“America’s struggling workers should be prioritized over gender-specific programs in Pakistan or anti-narcotics programs in Bruma, or money for Ukraine (all of which are funded in this bill). It doubles down on many failed Democrat policies, giving special interests billions of dollars in perks, while giving our fellow Americans a paltry payment of only $600. America deserves better than this swamp sludge,” Gaetz said in conclusion.
Posey, who opposed both measures, also weighed in on Monday.
“Tonight, the House considered two bills comprising over 5,500 pages of spending totaling $2.3 trillion, all of which was made public just four hours before the 1.1 million word bill was put to a vote on the House floor with little time to read the legislation. Congressional leaders put off what could have been done months earlier, instead waiting until the eleventh hour to bring forward important legislation to fund our government and provide economic relief that was saddled with thousands of pages in unrelated legislation. I’m pleased that there are some very good provisions in the bills – including provisions I have voted for previous COVID relief bills – like the approval of additional relief to those suffering the economic and health effects of COVID, as well as the additional unemployment benefits,” Posey said.
“However, the real process of negotiating this legislation should have taken place long ago on the House floor through spirited, transparent debate and votes on amendments from both sides of the aisle, not written behind closed doors by a handful of people.
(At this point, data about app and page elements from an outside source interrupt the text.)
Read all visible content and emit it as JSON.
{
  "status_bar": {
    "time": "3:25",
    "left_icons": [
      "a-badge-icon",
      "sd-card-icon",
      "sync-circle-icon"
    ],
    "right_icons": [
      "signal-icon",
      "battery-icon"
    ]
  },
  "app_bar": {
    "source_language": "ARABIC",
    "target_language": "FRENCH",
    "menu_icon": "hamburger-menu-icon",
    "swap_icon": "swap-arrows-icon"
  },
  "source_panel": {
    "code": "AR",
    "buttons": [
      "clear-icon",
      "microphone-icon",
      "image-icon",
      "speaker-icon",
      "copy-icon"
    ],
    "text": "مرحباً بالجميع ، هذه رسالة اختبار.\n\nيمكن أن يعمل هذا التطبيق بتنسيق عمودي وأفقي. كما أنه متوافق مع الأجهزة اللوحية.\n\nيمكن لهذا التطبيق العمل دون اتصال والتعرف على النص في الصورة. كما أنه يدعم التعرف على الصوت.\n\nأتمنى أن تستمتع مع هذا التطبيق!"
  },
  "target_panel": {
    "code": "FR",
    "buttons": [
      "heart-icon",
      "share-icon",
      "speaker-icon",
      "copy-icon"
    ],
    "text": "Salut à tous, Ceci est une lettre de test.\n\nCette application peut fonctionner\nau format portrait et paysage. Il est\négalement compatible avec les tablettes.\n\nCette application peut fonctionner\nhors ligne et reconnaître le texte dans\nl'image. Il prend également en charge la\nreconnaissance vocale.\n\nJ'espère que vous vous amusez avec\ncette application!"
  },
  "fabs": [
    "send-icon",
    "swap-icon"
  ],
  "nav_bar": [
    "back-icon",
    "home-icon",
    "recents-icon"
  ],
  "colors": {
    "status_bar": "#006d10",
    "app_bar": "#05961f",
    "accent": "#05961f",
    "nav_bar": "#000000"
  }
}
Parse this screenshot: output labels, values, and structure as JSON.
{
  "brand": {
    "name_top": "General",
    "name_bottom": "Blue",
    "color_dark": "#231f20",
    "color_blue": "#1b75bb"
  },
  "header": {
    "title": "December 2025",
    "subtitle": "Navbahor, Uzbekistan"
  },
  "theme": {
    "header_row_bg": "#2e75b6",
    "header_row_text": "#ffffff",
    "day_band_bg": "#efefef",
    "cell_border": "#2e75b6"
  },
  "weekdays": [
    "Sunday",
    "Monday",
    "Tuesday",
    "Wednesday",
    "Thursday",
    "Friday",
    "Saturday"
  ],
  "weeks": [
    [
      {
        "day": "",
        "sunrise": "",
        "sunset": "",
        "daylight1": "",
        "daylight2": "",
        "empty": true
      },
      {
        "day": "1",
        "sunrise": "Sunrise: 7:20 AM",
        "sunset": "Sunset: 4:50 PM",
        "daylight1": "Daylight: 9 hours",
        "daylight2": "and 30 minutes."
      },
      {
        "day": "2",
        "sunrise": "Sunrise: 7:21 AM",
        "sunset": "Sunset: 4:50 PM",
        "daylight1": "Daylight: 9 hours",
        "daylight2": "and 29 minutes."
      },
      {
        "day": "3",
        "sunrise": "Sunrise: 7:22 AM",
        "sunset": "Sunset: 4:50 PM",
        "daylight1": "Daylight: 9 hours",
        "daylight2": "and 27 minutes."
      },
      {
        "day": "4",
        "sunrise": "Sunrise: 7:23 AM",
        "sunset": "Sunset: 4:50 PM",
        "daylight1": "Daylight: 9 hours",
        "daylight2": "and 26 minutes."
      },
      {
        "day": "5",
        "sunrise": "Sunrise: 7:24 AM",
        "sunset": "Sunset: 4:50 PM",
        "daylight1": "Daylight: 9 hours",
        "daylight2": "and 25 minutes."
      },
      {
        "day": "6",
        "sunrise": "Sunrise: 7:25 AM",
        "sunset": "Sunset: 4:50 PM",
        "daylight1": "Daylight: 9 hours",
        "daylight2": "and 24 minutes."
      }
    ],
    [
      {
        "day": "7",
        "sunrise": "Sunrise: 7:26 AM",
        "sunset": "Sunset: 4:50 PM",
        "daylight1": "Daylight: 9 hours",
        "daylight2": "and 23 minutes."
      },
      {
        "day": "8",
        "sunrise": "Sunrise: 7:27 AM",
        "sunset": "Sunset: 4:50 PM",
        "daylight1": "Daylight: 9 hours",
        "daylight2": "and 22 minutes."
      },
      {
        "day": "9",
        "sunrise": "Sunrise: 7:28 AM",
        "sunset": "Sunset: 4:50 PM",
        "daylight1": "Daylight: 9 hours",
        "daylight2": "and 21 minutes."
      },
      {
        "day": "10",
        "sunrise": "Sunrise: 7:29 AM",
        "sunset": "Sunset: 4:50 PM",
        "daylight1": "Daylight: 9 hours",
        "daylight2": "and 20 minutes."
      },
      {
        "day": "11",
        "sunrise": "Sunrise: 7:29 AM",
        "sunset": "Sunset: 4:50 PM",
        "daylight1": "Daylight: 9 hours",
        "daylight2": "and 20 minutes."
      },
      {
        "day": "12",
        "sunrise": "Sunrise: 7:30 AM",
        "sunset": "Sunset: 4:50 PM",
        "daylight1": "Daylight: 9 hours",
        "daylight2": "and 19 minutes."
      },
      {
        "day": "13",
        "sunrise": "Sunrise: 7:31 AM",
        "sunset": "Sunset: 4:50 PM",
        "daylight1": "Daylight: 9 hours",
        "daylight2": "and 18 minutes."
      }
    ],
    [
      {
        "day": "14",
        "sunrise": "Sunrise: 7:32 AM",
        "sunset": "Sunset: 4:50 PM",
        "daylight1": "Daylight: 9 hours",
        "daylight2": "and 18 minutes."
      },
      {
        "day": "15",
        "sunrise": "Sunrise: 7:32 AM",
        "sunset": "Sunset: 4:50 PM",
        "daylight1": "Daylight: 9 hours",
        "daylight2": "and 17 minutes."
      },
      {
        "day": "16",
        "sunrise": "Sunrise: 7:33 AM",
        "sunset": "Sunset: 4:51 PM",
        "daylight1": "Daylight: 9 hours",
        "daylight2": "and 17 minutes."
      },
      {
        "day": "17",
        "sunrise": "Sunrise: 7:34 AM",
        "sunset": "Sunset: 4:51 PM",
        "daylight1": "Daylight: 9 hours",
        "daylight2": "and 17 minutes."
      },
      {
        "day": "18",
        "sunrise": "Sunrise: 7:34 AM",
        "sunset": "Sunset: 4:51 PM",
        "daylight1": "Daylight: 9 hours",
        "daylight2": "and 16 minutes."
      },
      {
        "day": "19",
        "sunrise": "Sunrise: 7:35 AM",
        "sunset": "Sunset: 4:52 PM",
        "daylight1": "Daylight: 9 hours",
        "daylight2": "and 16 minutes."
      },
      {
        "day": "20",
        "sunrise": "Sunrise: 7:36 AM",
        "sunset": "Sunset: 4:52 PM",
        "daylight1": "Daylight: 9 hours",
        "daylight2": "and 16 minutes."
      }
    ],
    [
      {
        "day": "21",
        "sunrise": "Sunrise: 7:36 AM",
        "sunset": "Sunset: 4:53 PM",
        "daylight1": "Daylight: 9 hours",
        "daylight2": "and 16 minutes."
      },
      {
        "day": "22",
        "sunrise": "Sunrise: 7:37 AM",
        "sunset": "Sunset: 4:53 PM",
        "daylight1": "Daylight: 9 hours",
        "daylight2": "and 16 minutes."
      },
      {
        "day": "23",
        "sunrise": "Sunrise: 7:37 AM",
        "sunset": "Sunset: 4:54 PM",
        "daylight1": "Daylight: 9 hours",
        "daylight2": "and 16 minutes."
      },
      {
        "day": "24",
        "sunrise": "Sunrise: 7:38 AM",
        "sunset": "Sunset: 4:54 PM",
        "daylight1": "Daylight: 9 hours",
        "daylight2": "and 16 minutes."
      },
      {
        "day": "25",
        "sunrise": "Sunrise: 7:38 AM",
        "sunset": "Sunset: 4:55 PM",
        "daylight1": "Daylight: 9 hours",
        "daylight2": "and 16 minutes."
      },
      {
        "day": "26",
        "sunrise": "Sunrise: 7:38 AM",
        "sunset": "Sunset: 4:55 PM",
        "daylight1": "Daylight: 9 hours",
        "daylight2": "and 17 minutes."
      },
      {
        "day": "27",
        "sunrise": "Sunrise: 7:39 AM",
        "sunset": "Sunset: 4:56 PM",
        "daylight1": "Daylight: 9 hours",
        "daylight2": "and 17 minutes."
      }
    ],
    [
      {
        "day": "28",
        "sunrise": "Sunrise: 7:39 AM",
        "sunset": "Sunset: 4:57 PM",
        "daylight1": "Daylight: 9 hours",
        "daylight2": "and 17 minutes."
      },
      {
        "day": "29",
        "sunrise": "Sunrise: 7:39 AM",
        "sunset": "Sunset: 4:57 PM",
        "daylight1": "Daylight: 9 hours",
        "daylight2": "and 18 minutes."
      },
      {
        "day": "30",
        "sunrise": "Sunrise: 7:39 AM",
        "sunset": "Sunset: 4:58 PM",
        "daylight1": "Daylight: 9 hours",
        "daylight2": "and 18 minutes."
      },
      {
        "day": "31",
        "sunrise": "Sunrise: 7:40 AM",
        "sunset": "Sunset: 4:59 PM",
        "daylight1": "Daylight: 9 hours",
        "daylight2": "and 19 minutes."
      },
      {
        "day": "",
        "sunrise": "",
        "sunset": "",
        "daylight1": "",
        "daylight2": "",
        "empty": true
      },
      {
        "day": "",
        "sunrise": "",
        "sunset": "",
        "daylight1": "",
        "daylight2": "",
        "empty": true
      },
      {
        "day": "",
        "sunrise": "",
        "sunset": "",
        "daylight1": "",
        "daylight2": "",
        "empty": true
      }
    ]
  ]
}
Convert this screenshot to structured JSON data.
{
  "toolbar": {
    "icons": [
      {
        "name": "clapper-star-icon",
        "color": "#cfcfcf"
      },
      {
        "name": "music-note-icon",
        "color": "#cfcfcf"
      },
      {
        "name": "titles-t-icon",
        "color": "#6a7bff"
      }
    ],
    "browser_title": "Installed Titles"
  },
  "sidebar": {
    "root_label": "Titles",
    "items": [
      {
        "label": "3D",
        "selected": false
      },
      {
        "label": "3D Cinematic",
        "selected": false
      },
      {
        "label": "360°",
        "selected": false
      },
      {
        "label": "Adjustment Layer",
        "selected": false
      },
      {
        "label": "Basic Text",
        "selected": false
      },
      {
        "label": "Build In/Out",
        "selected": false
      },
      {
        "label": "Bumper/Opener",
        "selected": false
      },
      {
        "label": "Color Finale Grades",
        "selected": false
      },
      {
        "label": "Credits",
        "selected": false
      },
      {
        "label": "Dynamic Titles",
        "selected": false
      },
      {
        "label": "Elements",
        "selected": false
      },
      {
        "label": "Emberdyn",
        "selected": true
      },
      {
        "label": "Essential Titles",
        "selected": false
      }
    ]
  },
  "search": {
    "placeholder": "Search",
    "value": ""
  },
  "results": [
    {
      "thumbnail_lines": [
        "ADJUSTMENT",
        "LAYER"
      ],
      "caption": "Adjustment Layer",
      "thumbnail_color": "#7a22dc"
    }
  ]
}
We must end the practice that allows a small number of people in a back room to rewrite the laws of this nation and spend trillions of dollars with no transparency or oversight,” he added.
Reach Kevin Derby at firstname.lastname@example.org.
- Rick Scott Calls on Senate to Reconvene and Pass Hurricane Ian Aid Package - October 7, 2022, 6:00 am
- HHS Sending Funds to Florida Department of Health - October 6, 2022, 6:00 pm
- Ben Sasse Ready to Take Over as the Next President of the University of Florida - October 6, 2022, 5:22 pm